■ **PROMPT**:
Return the lines below in which the string "JSON" occurs.

■ **MATERIAL PROVIDED**:
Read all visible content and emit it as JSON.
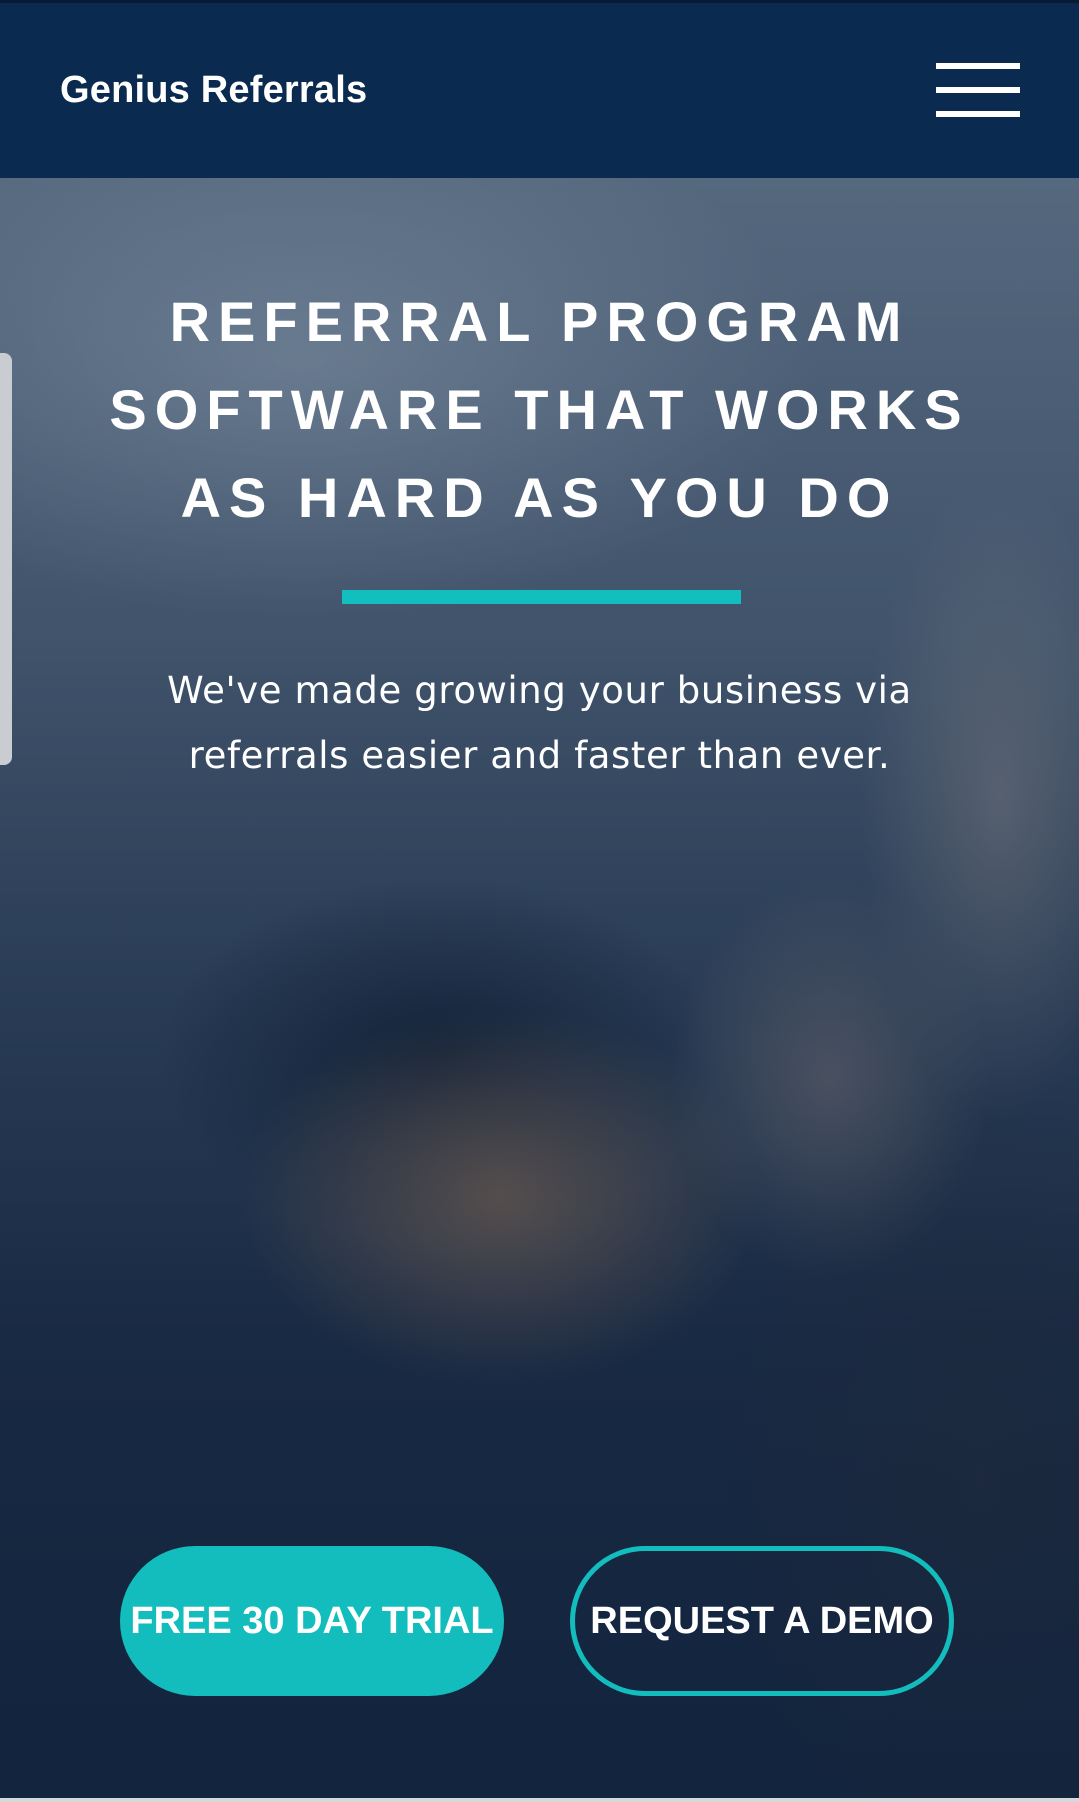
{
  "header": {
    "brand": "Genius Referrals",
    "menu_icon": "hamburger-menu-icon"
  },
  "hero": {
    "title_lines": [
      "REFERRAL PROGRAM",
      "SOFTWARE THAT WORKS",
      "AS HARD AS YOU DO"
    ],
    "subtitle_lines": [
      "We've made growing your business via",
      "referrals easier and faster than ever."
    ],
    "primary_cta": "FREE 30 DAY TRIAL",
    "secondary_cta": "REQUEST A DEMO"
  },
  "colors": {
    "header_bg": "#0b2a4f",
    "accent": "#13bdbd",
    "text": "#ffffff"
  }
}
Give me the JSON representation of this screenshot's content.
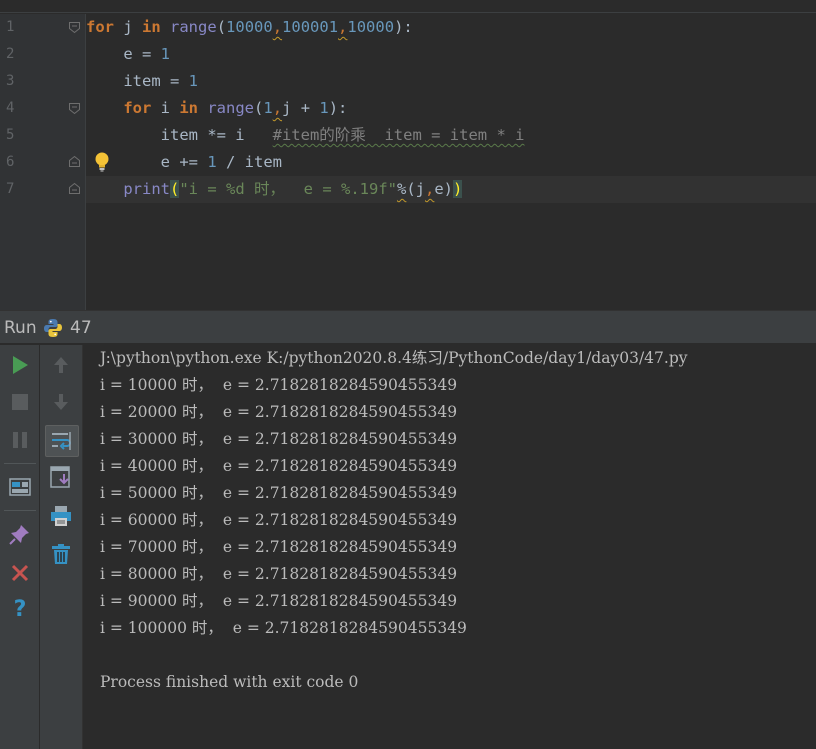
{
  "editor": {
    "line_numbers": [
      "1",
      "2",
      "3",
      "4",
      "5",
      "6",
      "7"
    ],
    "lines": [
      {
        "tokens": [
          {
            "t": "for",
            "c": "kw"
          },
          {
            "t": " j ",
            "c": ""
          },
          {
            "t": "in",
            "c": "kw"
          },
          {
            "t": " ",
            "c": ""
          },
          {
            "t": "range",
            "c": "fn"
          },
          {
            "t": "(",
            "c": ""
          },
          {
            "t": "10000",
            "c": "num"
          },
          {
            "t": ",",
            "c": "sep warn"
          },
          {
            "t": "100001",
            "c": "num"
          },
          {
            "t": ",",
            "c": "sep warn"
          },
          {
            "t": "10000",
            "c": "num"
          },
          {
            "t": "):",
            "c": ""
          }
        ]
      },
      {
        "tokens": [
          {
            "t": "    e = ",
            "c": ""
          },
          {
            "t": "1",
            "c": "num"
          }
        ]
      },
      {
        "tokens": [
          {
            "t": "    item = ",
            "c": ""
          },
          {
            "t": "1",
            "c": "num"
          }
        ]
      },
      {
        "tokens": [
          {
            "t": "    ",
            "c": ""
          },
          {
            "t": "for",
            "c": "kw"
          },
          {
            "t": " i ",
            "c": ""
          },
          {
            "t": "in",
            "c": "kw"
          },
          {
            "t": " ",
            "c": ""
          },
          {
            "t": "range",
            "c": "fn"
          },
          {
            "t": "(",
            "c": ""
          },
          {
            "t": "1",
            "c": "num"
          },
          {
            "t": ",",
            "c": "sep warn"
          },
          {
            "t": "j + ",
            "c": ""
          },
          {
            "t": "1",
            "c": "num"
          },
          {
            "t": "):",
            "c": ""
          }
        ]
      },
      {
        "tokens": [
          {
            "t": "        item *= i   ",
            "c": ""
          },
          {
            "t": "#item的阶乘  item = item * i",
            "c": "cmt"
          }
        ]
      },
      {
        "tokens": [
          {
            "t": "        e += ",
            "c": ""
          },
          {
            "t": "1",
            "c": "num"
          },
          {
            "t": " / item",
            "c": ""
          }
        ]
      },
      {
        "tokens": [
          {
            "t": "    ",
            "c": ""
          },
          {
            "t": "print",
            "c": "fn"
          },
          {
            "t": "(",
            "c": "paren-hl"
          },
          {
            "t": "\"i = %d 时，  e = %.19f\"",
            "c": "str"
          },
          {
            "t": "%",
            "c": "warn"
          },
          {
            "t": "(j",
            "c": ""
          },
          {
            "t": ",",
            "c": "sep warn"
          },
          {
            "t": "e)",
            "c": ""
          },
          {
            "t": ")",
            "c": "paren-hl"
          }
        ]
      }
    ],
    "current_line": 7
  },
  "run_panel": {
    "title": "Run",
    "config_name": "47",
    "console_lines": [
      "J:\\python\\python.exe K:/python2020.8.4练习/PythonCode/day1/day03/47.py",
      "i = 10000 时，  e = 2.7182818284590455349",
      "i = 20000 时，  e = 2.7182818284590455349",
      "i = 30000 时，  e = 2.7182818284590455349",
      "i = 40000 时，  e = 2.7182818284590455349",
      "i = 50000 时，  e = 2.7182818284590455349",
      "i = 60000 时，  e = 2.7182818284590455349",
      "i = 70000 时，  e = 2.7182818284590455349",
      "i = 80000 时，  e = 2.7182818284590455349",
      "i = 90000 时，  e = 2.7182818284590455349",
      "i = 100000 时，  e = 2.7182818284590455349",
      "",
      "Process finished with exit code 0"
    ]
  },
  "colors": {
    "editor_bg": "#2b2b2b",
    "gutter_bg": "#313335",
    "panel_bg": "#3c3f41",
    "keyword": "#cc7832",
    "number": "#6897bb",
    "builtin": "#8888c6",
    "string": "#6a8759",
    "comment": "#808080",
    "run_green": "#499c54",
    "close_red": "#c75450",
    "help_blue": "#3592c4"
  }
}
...
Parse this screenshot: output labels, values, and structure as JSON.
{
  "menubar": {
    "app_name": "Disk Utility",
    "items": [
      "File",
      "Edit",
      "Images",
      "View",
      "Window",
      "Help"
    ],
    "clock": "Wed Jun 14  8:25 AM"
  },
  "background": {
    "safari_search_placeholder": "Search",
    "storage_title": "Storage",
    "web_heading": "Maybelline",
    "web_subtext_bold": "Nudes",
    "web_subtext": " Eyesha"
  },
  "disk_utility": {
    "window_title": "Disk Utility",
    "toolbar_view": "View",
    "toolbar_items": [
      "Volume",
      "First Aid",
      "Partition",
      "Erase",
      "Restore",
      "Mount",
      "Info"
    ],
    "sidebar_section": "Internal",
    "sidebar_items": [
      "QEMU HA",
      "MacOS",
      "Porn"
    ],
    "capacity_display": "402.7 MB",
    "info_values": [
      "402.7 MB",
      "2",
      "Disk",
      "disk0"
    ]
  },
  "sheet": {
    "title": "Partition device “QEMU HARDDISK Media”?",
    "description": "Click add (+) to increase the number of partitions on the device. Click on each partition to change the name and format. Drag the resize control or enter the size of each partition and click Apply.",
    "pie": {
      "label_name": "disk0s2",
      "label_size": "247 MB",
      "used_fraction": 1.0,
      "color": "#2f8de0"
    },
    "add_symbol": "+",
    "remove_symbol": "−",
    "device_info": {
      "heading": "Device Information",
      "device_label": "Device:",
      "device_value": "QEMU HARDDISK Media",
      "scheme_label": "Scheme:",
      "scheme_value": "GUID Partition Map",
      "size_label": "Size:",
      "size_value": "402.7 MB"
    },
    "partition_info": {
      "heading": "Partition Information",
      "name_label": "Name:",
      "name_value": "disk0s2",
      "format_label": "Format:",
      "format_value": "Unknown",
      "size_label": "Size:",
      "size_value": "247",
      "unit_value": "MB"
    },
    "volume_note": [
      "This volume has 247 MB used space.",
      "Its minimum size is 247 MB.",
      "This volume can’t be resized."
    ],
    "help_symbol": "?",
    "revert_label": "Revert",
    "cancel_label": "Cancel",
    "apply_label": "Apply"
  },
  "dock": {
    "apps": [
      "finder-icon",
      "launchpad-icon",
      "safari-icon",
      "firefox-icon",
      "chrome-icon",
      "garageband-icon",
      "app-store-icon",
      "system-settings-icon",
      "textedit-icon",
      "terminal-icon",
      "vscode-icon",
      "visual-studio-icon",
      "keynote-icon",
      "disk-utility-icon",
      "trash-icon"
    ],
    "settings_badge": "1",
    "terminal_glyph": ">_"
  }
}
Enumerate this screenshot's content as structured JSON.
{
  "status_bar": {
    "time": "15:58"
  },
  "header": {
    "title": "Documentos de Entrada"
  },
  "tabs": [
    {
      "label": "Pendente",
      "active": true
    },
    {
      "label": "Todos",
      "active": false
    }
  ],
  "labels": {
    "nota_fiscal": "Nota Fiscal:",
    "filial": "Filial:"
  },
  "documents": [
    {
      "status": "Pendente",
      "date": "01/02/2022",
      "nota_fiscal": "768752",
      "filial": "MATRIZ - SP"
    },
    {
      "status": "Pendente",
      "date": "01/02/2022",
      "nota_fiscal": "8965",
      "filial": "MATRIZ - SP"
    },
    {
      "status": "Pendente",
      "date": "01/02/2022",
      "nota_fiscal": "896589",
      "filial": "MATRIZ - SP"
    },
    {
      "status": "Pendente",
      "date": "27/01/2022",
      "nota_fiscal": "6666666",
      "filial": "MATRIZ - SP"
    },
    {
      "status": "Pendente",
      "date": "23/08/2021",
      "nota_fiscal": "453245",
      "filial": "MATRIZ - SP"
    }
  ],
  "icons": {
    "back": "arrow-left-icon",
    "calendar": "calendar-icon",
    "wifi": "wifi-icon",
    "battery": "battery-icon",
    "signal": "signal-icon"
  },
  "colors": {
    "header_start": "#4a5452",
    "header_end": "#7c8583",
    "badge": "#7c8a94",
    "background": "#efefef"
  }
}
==
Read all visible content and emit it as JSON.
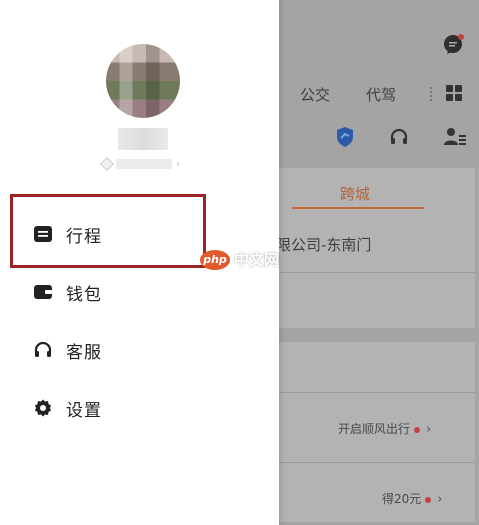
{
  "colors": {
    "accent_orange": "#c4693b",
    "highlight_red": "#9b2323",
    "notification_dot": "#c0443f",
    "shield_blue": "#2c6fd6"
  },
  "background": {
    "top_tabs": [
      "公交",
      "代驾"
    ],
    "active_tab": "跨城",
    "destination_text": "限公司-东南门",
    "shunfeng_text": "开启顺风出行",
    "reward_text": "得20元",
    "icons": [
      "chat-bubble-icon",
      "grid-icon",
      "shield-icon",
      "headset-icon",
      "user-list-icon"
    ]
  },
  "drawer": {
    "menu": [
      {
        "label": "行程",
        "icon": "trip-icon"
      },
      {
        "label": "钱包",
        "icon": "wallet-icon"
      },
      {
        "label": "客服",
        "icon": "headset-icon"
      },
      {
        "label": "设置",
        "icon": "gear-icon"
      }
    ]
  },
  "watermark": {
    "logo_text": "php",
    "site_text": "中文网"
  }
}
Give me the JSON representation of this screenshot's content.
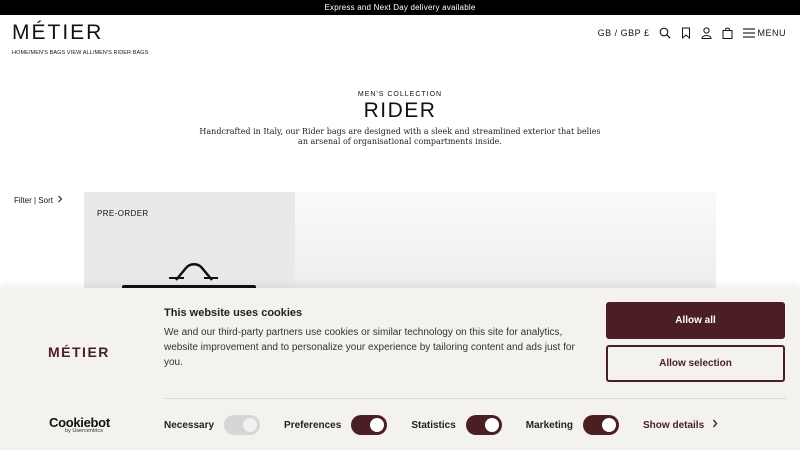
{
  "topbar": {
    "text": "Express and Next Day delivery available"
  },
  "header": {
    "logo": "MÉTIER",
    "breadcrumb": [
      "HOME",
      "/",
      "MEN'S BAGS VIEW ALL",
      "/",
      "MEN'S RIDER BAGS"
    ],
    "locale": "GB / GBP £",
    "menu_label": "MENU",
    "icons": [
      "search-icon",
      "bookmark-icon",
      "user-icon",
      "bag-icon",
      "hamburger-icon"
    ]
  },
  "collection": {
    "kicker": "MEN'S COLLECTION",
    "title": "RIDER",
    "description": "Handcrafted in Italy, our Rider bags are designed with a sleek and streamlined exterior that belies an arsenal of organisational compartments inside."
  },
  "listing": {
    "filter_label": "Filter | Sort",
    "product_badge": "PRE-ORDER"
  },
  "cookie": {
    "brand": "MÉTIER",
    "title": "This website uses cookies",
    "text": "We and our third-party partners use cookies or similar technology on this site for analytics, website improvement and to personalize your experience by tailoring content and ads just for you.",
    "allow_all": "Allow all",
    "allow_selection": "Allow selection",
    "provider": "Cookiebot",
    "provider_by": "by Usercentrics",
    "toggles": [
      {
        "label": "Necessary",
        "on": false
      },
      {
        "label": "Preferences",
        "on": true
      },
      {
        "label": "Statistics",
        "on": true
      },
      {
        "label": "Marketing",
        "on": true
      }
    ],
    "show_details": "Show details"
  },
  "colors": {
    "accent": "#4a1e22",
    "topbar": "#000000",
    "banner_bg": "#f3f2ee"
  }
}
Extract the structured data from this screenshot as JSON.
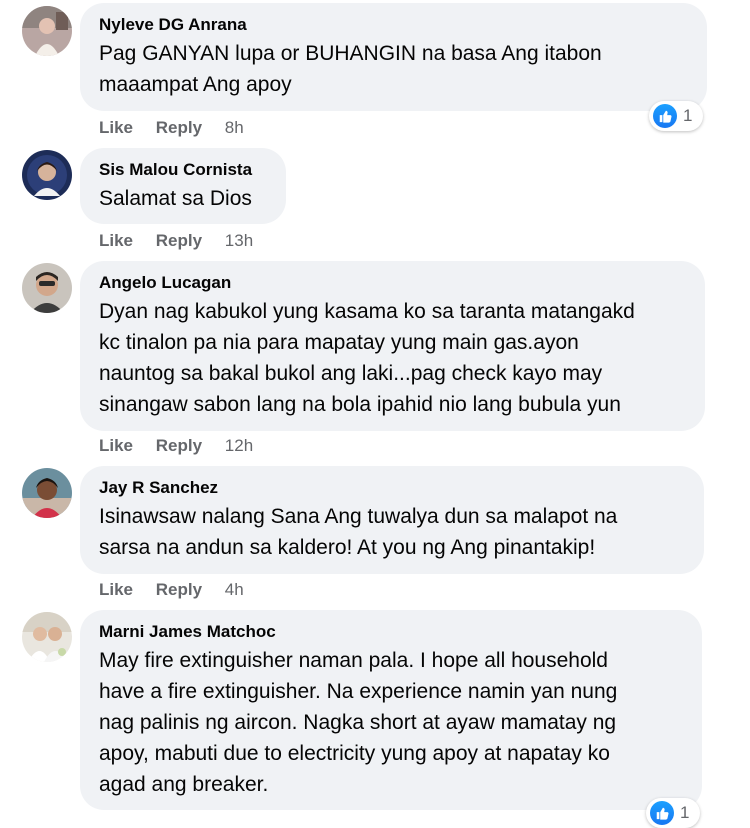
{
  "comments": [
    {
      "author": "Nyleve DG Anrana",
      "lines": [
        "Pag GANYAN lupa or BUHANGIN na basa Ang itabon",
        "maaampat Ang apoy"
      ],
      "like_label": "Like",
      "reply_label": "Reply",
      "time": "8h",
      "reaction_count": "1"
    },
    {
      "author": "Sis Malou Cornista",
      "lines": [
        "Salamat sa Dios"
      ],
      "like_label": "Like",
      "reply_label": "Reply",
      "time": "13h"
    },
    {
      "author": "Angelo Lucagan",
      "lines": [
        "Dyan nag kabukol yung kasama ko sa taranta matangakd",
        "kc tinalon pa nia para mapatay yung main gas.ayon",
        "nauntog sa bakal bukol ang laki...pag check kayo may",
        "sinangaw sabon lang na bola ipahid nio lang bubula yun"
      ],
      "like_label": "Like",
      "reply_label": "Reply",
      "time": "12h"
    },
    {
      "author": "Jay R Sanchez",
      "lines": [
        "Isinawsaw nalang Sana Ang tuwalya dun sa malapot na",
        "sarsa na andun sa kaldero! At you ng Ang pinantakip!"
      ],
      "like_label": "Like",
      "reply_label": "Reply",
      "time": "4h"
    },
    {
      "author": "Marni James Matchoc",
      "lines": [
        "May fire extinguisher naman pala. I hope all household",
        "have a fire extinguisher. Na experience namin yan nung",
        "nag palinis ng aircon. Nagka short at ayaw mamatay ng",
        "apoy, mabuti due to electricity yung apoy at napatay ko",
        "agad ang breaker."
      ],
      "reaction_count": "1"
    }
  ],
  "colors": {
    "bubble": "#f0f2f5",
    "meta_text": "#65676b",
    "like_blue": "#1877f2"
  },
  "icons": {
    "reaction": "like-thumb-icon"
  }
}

■ **OUTPUT OF THE TASK**:
Read all visible content and emit it as JSON.
Give me the JSON representation of this screenshot's content.
Parse this screenshot: output labels, values, and structure as JSON.
Enumerate this screenshot's content as structured JSON.
Read all visible content and emit it as JSON.
Give me the JSON representation of this screenshot's content.
Extract the structured data from this screenshot as JSON.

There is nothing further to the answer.